◆ **SUPPLIED DATA**:
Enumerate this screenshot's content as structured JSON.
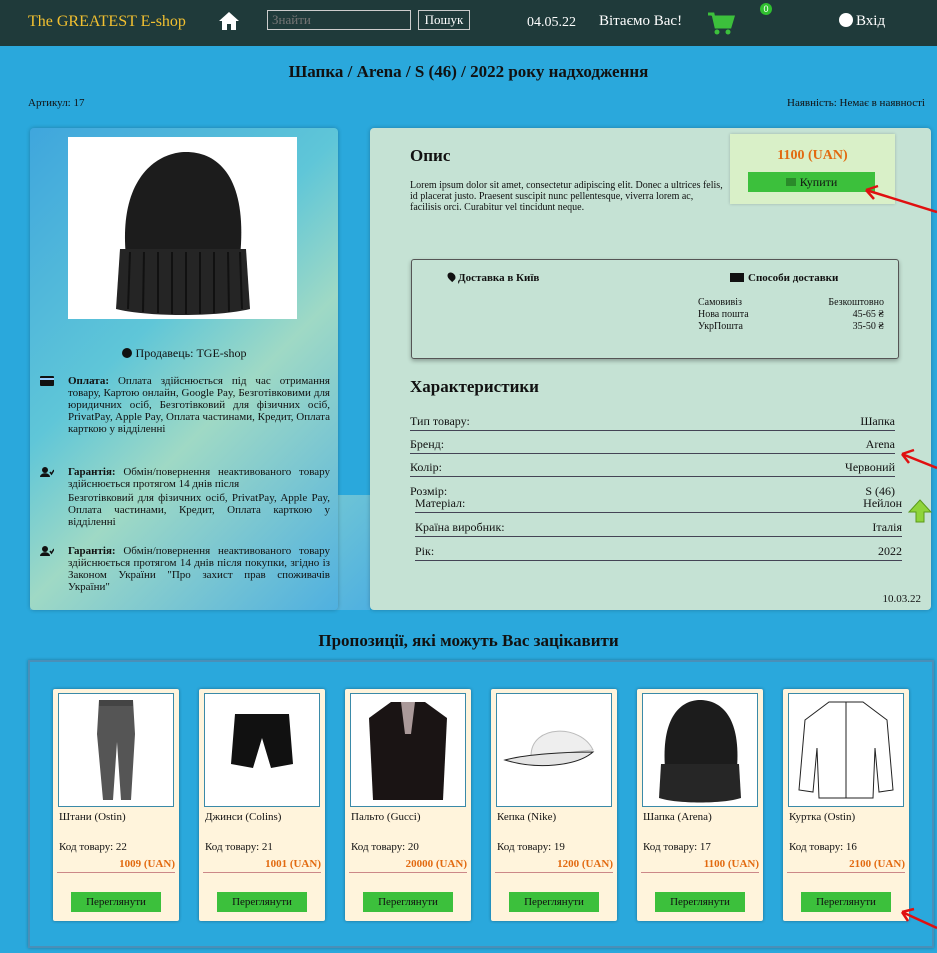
{
  "header": {
    "brand": "The GREATEST E-shop",
    "search_placeholder": "Знайти",
    "search_button": "Пошук",
    "date": "04.05.22",
    "greeting": "Вітаємо Вас!",
    "cart_count": "0",
    "login": "Вхід"
  },
  "product": {
    "title": "Шапка / Arena / S (46) / 2022 року надходження",
    "article": "Артикул: 17",
    "availability": "Наявність: Немає в наявності",
    "seller": "Продавець: TGE-shop",
    "payment_label": "Оплата:",
    "payment_text": "Оплата здійснюється під час отримання товару, Картою онлайн, Google Pay, Безготівковими для юридичних осіб, Безготівковий для фізичних осіб, PrivatPay, Apple Pay, Оплата частинами, Кредит, Оплата карткою у відділенні",
    "warranty_label": "Гарантія:",
    "warranty_text_1": "Обмін/повернення неактивованого товару здійснюється протягом 14 днів після",
    "warranty_text_1b": "Безготівковий для фізичних осіб, PrivatPay, Apple Pay, Оплата частинами, Кредит, Оплата карткою у відділенні",
    "warranty_text_2": "Обмін/повернення неактивованого товару здійснюється протягом 14 днів після покупки, згідно із Законом України \"Про захист прав споживачів України\"",
    "description_title": "Опис",
    "description": "Lorem ipsum dolor sit amet, consectetur adipiscing elit. Donec a ultrices felis, id placerat justo. Praesent suscipit nunc pellentesque, viverra lorem ac, facilisis orci. Curabitur vel tincidunt neque.",
    "price": "1100 (UAN)",
    "buy_button": "Купити",
    "delivery_city": "Доставка в Київ",
    "delivery_methods_title": "Способи доставки",
    "delivery_methods": [
      {
        "name": "Самовивіз",
        "price": "Безкоштовно"
      },
      {
        "name": "Нова пошта",
        "price": "45-65 ₴"
      },
      {
        "name": "УкрПошта",
        "price": "35-50 ₴"
      }
    ],
    "characteristics_title": "Характеристики",
    "characteristics": [
      {
        "key": "Тип товару:",
        "value": "Шапка"
      },
      {
        "key": "Бренд:",
        "value": "Arena"
      },
      {
        "key": "Колір:",
        "value": "Червоний"
      },
      {
        "key": "Розмір:",
        "value": "S (46)"
      }
    ],
    "characteristics_2": [
      {
        "key": "Матеріал:",
        "value": "Нейлон"
      },
      {
        "key": "Країна виробник:",
        "value": "Італія"
      },
      {
        "key": "Рік:",
        "value": "2022"
      }
    ],
    "added_date": "10.03.22"
  },
  "suggestions": {
    "title": "Пропозиції, які можуть Вас зацікавити",
    "items": [
      {
        "name": "Штани (Ostin)",
        "code": "Код товару: 22",
        "price": "1009 (UAN)",
        "button": "Переглянути",
        "image": "pants"
      },
      {
        "name": "Джинси (Colins)",
        "code": "Код товару: 21",
        "price": "1001 (UAN)",
        "button": "Переглянути",
        "image": "shorts"
      },
      {
        "name": "Пальто (Gucci)",
        "code": "Код товару: 20",
        "price": "20000 (UAN)",
        "button": "Переглянути",
        "image": "coat"
      },
      {
        "name": "Кепка (Nike)",
        "code": "Код товару: 19",
        "price": "1200 (UAN)",
        "button": "Переглянути",
        "image": "cap"
      },
      {
        "name": "Шапка (Arena)",
        "code": "Код товару: 17",
        "price": "1100 (UAN)",
        "button": "Переглянути",
        "image": "beanie"
      },
      {
        "name": "Куртка (Ostin)",
        "code": "Код товару: 16",
        "price": "2100 (UAN)",
        "button": "Переглянути",
        "image": "jacket"
      }
    ]
  },
  "colors": {
    "header_bg": "#1f3a3a",
    "page_bg": "#2aa8dc",
    "accent_green": "#3cc03c",
    "price_orange": "#e26a10",
    "annotation_red": "#e01010"
  }
}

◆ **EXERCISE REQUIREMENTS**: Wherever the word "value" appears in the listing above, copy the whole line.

◆ **RESPONSE TO THIS EXERCISE**:
        "value": "Шапка"
        "value": "Arena"
        "value": "Червоний"
        "value": "S (46)"
        "value": "Нейлон"
        "value": "Італія"
        "value": "2022"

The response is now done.